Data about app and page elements
↓
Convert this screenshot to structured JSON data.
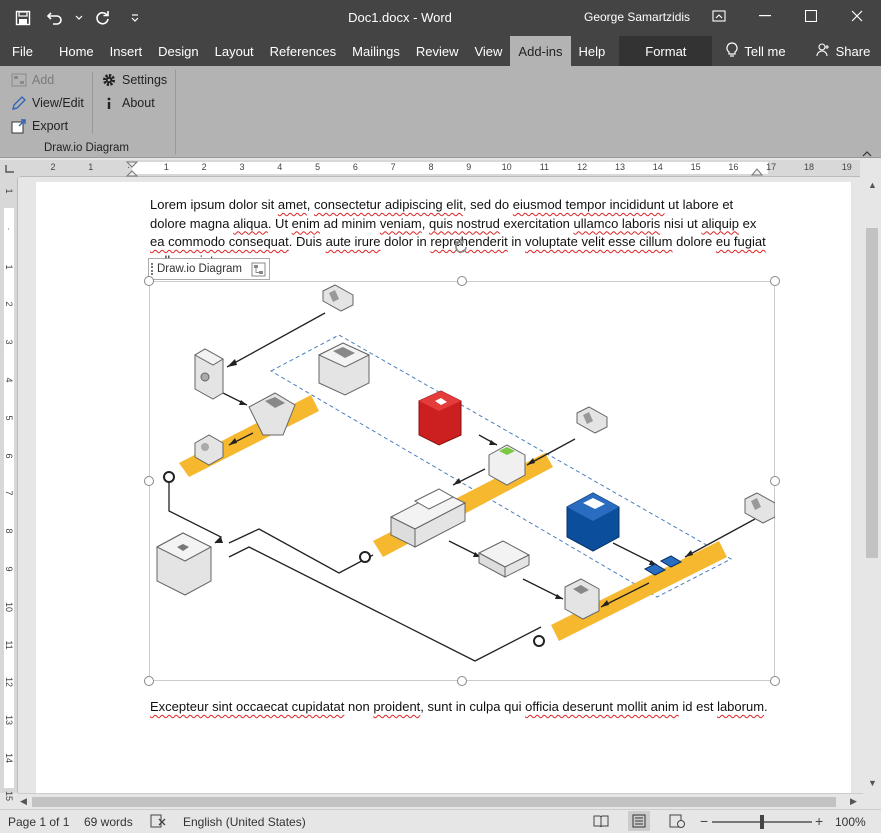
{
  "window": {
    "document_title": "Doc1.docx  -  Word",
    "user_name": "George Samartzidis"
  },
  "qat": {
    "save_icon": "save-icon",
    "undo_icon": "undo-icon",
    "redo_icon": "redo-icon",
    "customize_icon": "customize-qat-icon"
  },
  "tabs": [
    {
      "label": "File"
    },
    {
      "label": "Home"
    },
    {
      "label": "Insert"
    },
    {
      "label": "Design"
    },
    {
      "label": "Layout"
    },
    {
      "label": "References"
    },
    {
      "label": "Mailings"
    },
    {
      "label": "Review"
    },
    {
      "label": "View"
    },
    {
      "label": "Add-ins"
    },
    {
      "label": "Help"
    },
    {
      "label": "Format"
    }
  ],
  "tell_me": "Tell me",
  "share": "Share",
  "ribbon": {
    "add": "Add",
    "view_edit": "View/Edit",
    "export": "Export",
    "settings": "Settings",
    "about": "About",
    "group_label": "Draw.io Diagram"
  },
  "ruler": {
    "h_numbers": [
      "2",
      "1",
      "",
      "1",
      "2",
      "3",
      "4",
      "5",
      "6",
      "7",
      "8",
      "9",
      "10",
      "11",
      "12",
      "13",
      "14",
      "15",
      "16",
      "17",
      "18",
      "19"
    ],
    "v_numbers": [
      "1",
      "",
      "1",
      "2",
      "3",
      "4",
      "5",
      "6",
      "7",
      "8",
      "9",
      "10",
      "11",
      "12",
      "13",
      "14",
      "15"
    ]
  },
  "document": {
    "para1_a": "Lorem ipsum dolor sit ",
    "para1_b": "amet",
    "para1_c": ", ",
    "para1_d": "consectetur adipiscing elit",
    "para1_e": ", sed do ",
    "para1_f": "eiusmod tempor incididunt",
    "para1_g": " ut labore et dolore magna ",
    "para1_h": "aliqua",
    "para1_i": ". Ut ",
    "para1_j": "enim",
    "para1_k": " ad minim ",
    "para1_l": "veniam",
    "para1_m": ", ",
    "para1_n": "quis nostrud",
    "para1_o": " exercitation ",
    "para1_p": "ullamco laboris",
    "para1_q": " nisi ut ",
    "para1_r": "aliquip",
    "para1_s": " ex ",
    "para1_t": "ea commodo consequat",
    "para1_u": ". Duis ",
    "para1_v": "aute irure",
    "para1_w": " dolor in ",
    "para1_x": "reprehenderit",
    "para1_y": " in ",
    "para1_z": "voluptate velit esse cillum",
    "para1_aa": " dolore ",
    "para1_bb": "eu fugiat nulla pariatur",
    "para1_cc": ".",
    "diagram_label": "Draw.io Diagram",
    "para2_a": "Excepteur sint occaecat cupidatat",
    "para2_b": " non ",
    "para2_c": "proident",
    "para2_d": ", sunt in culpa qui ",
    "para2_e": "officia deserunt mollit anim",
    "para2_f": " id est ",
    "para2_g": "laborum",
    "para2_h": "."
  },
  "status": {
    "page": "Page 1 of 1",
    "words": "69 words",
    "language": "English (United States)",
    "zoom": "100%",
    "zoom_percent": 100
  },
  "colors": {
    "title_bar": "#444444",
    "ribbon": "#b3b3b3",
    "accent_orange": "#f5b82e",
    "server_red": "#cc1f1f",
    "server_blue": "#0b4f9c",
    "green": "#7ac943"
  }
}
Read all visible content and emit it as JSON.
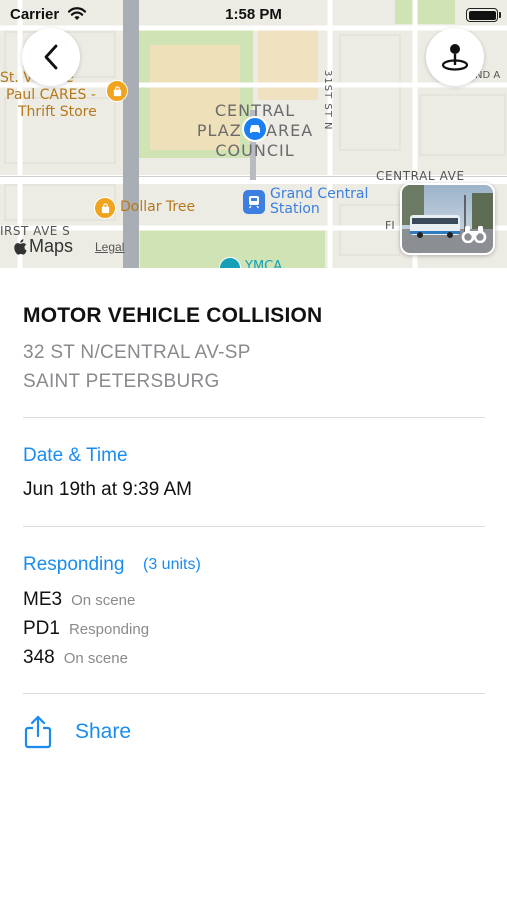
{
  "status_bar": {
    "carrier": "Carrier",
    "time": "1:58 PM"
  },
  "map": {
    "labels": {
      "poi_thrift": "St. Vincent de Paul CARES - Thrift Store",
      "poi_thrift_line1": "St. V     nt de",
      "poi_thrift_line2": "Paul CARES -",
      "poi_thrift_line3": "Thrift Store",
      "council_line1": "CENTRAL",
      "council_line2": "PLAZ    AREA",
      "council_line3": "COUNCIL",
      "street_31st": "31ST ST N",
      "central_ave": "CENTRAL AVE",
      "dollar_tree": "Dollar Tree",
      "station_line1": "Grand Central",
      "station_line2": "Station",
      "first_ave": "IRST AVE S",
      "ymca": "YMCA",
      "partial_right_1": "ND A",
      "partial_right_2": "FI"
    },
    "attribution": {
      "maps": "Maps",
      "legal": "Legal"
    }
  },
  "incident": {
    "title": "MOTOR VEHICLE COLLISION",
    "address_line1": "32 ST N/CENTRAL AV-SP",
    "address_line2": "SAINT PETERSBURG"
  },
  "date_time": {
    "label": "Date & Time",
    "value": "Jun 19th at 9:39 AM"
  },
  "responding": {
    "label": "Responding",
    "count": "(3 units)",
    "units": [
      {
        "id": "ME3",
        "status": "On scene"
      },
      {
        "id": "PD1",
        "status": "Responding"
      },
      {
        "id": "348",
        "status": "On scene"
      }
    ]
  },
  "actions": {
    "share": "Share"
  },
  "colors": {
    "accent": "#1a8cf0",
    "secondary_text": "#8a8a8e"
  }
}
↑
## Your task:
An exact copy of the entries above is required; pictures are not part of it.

## Exercise result:
Convert this screenshot to structured JSON data.
{
  "window": {
    "document_title": "Doc1.docx  -  Word",
    "user_name": "George Samartzidis"
  },
  "qat": {
    "save_icon": "save-icon",
    "undo_icon": "undo-icon",
    "redo_icon": "redo-icon",
    "customize_icon": "customize-qat-icon"
  },
  "tabs": [
    {
      "label": "File"
    },
    {
      "label": "Home"
    },
    {
      "label": "Insert"
    },
    {
      "label": "Design"
    },
    {
      "label": "Layout"
    },
    {
      "label": "References"
    },
    {
      "label": "Mailings"
    },
    {
      "label": "Review"
    },
    {
      "label": "View"
    },
    {
      "label": "Add-ins"
    },
    {
      "label": "Help"
    },
    {
      "label": "Format"
    }
  ],
  "tell_me": "Tell me",
  "share": "Share",
  "ribbon": {
    "add": "Add",
    "view_edit": "View/Edit",
    "export": "Export",
    "settings": "Settings",
    "about": "About",
    "group_label": "Draw.io Diagram"
  },
  "ruler": {
    "h_numbers": [
      "2",
      "1",
      "",
      "1",
      "2",
      "3",
      "4",
      "5",
      "6",
      "7",
      "8",
      "9",
      "10",
      "11",
      "12",
      "13",
      "14",
      "15",
      "16",
      "17",
      "18",
      "19"
    ],
    "v_numbers": [
      "1",
      "",
      "1",
      "2",
      "3",
      "4",
      "5",
      "6",
      "7",
      "8",
      "9",
      "10",
      "11",
      "12",
      "13",
      "14",
      "15"
    ]
  },
  "document": {
    "para1_a": "Lorem ipsum dolor sit ",
    "para1_b": "amet",
    "para1_c": ", ",
    "para1_d": "consectetur adipiscing elit",
    "para1_e": ", sed do ",
    "para1_f": "eiusmod tempor incididunt",
    "para1_g": " ut labore et dolore magna ",
    "para1_h": "aliqua",
    "para1_i": ". Ut ",
    "para1_j": "enim",
    "para1_k": " ad minim ",
    "para1_l": "veniam",
    "para1_m": ", ",
    "para1_n": "quis nostrud",
    "para1_o": " exercitation ",
    "para1_p": "ullamco laboris",
    "para1_q": " nisi ut ",
    "para1_r": "aliquip",
    "para1_s": " ex ",
    "para1_t": "ea commodo consequat",
    "para1_u": ". Duis ",
    "para1_v": "aute irure",
    "para1_w": " dolor in ",
    "para1_x": "reprehenderit",
    "para1_y": " in ",
    "para1_z": "voluptate velit esse cillum",
    "para1_aa": " dolore ",
    "para1_bb": "eu fugiat nulla pariatur",
    "para1_cc": ".",
    "diagram_label": "Draw.io Diagram",
    "para2_a": "Excepteur sint occaecat cupidatat",
    "para2_b": " non ",
    "para2_c": "proident",
    "para2_d": ", sunt in culpa qui ",
    "para2_e": "officia deserunt mollit anim",
    "para2_f": " id est ",
    "para2_g": "laborum",
    "para2_h": "."
  },
  "status": {
    "page": "Page 1 of 1",
    "words": "69 words",
    "language": "English (United States)",
    "zoom": "100%",
    "zoom_percent": 100
  },
  "colors": {
    "title_bar": "#444444",
    "ribbon": "#b3b3b3",
    "accent_orange": "#f5b82e",
    "server_red": "#cc1f1f",
    "server_blue": "#0b4f9c",
    "green": "#7ac943"
  }
}
Read all visible content and emit it as JSON.
{
  "status_bar": {
    "carrier": "Carrier",
    "time": "1:58 PM"
  },
  "map": {
    "labels": {
      "poi_thrift": "St. Vincent de Paul CARES - Thrift Store",
      "poi_thrift_line1": "St. V     nt de",
      "poi_thrift_line2": "Paul CARES -",
      "poi_thrift_line3": "Thrift Store",
      "council_line1": "CENTRAL",
      "council_line2": "PLAZ    AREA",
      "council_line3": "COUNCIL",
      "street_31st": "31ST ST N",
      "central_ave": "CENTRAL AVE",
      "dollar_tree": "Dollar Tree",
      "station_line1": "Grand Central",
      "station_line2": "Station",
      "first_ave": "IRST AVE S",
      "ymca": "YMCA",
      "partial_right_1": "ND A",
      "partial_right_2": "FI"
    },
    "attribution": {
      "maps": "Maps",
      "legal": "Legal"
    }
  },
  "incident": {
    "title": "MOTOR VEHICLE COLLISION",
    "address_line1": "32 ST N/CENTRAL AV-SP",
    "address_line2": "SAINT PETERSBURG"
  },
  "date_time": {
    "label": "Date & Time",
    "value": "Jun 19th at 9:39 AM"
  },
  "responding": {
    "label": "Responding",
    "count": "(3 units)",
    "units": [
      {
        "id": "ME3",
        "status": "On scene"
      },
      {
        "id": "PD1",
        "status": "Responding"
      },
      {
        "id": "348",
        "status": "On scene"
      }
    ]
  },
  "actions": {
    "share": "Share"
  },
  "colors": {
    "accent": "#1a8cf0",
    "secondary_text": "#8a8a8e"
  }
}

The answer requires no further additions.